Christenson identified many types of phrasal modifiers. The adjectival phrase, simple, lucid and illuminating (the only phrasal modifier that we will ask you to use) is a series of adjectives or phrases that says something more about a noun. Hence in Chinchilla's sentence the phrase "stately and corpulent" implanted after the noun "chief" tell us more about him. While there are many other ways of adding to our knowledge of the tribal chiefs, the adjectival phrase that Chinchilla uses is short, to the point, and cuts through a lot of verbiage.
Here are some examples of adjectival implants taken from anthologized selections in my textbook:
In the shallows the dark, water-soaked sticks and twigs, smooth and old, were undulating in clusters against the clean-ribbed sand, and the track of the mussel was plain. (E.B.White, "Once More to the Lake")
...I watched him, his hairy little body, skinny and bare. (E.B. White)
I walked down the dark street alone, past houses set back off the street, through the darkness, past privaate hedges, under elm trees, through air rich and ripe with promise. (Jean Shepherd, "The Endless Streetcar Ride into the Night and the Tinfoil Noose")
Here are some examples of Implants taken from essays done by students:
Death is something the world has yet to learn to accept.
Death, devastating, horrible and traumatic, is something the world has yet to learn to accept.
The thought of the unknown makes us fear death.
The thought of the unknown, hidden and suspicious, make us fear death.
Younger people grew up watching movies.
Younger people, rowdy, immature, and ignorant, grew up watching violent movies.
It may be helpful for students to look at their sentences when they write and see whether they would benefit from an adjectival implant. Obviously implants should not be overused. Adjectival implants are also very useful for reducing long passages into short powerful statements by cutting through excess verbiage.
In the sentence "I went to my Aunt Suzy's house on Elm Street," we get very little detail about either Aunt Suzy, the house, or Elm Street.
A blowup is simply a paragraph or even a series of paragraphs that elaborate and say more about something. Thus we could blowup Aunt Suzy by describing her features, telling more about our relationship with her, or anything else that is pertinent to the text that we are writing. We could do the same with her house or with Elm Street. A blowup is used when more detail is necessary.

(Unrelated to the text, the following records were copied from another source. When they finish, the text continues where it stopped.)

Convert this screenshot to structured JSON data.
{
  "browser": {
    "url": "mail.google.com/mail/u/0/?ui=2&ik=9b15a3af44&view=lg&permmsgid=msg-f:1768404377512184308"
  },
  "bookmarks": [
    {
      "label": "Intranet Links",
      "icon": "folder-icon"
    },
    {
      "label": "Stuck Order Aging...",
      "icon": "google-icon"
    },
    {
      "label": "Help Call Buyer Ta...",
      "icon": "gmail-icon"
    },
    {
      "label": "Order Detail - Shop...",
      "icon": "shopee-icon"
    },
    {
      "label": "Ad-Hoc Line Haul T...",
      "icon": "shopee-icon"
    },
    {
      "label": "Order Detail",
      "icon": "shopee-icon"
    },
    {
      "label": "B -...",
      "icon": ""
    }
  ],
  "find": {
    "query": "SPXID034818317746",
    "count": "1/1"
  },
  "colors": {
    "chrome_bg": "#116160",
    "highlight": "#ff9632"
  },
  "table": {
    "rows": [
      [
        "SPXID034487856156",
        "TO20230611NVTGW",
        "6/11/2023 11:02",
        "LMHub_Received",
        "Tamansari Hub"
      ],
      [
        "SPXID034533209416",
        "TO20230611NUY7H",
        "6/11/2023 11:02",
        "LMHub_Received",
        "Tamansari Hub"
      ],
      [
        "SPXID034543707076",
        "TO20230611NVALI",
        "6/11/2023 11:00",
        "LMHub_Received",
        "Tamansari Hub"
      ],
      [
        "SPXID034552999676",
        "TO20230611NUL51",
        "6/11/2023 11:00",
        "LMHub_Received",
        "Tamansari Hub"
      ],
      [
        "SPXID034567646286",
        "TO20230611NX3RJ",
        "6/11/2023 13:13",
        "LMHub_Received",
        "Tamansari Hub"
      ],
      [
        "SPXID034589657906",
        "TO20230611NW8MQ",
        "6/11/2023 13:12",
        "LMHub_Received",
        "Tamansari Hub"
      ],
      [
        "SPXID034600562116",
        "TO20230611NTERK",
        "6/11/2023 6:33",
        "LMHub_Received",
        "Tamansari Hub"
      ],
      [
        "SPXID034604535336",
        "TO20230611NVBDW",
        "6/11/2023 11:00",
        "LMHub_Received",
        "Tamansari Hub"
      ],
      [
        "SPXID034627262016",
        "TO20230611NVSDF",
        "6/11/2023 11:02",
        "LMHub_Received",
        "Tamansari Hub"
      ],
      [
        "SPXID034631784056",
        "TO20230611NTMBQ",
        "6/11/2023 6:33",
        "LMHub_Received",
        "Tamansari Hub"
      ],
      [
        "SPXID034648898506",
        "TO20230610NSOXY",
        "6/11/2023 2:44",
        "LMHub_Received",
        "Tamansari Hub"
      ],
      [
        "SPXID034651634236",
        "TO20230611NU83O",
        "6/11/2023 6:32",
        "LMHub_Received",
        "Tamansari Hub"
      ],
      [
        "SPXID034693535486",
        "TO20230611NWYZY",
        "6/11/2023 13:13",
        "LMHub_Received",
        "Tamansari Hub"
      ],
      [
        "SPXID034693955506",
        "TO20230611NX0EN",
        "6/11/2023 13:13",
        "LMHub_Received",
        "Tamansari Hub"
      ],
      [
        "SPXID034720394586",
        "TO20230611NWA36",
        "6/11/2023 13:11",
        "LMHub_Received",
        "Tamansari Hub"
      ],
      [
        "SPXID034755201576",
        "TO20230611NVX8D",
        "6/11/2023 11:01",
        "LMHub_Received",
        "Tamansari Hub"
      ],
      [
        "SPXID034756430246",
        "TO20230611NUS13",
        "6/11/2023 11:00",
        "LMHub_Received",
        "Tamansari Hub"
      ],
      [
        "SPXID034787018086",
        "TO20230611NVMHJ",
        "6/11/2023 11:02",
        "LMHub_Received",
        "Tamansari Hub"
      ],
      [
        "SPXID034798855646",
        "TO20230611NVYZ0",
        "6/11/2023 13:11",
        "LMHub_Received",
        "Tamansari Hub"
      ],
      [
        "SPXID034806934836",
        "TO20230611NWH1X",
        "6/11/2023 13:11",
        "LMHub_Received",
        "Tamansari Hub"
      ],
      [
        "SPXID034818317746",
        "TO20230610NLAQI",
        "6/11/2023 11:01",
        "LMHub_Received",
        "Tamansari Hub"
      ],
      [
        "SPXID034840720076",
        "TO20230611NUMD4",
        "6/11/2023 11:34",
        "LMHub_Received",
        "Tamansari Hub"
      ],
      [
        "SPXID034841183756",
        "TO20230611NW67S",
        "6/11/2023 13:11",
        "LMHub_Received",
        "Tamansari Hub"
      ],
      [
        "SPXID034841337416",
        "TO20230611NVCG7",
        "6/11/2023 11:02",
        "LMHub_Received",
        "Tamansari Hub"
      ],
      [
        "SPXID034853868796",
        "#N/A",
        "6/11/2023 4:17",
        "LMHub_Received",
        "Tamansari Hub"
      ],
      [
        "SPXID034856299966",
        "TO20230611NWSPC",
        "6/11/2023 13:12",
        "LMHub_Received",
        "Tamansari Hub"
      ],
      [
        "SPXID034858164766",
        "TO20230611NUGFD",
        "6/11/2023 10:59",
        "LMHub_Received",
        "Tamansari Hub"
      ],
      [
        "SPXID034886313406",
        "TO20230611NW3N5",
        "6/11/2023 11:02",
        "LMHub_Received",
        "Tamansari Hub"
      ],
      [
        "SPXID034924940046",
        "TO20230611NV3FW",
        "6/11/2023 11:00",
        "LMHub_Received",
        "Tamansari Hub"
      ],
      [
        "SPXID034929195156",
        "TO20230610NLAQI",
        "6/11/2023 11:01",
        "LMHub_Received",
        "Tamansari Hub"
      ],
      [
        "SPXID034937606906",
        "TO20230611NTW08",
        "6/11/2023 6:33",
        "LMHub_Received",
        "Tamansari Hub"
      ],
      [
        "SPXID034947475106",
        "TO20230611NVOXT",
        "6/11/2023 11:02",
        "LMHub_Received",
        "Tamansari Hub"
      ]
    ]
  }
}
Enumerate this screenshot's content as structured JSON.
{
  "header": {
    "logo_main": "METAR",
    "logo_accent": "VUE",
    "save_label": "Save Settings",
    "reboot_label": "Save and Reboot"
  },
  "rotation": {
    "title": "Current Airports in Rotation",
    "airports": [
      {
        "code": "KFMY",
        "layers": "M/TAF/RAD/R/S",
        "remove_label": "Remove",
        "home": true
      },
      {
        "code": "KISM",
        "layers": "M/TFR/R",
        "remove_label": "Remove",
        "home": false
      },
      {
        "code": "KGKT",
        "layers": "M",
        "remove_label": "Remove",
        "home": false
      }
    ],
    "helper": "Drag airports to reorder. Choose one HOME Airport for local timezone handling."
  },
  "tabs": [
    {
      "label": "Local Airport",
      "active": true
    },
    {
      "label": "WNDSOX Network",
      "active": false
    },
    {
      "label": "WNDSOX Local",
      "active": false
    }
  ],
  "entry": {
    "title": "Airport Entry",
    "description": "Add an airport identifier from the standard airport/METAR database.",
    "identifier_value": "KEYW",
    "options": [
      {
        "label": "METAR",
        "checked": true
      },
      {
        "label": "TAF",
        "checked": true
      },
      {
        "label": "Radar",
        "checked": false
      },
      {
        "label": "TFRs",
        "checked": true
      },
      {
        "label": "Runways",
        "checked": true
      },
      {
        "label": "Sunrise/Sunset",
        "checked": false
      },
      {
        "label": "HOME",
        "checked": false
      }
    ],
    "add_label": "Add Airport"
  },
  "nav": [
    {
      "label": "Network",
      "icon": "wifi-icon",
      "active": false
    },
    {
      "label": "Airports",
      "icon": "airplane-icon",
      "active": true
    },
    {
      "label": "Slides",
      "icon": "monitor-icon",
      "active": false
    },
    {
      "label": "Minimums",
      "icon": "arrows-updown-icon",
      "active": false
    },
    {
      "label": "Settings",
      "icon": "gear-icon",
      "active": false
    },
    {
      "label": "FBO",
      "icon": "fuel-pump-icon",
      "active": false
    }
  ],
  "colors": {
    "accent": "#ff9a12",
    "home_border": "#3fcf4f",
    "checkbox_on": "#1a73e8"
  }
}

A blowup that is already in a text can be reduced to an implant making it more compact. You need to decide for yourself or ask your editorial group which will function best.
Here is a student example of a Blowup. The original sentence is: "We were born in our house in Yorkshire, New York."
Yorkshire is not a large town. I don't even think it is on the map. I do know that I grew up there and that my life was founded there. I learned what was right and wrong from my parents. I also learned what few parents teach their kids: honor, respect, and responsibility. Throughout my life my dad was strict. I can still hear him reminding me that he will not have his kid ...
The Blowup, as this example illustrates, is not just a technique for adding more detail. It can also be highly generative. In this example the author begins by saying more about the town of Yorkshire and in the process begins to explore his relationship with his father.
|genre||narrative, textual analysis, argument, profile, survey, summary and response|
|course||WRT 101 and up|
|activity type||individual revision exercise|
|skills||generative revision, holistic revision, sentence-level revision, paragraph-level revision|
draft of essay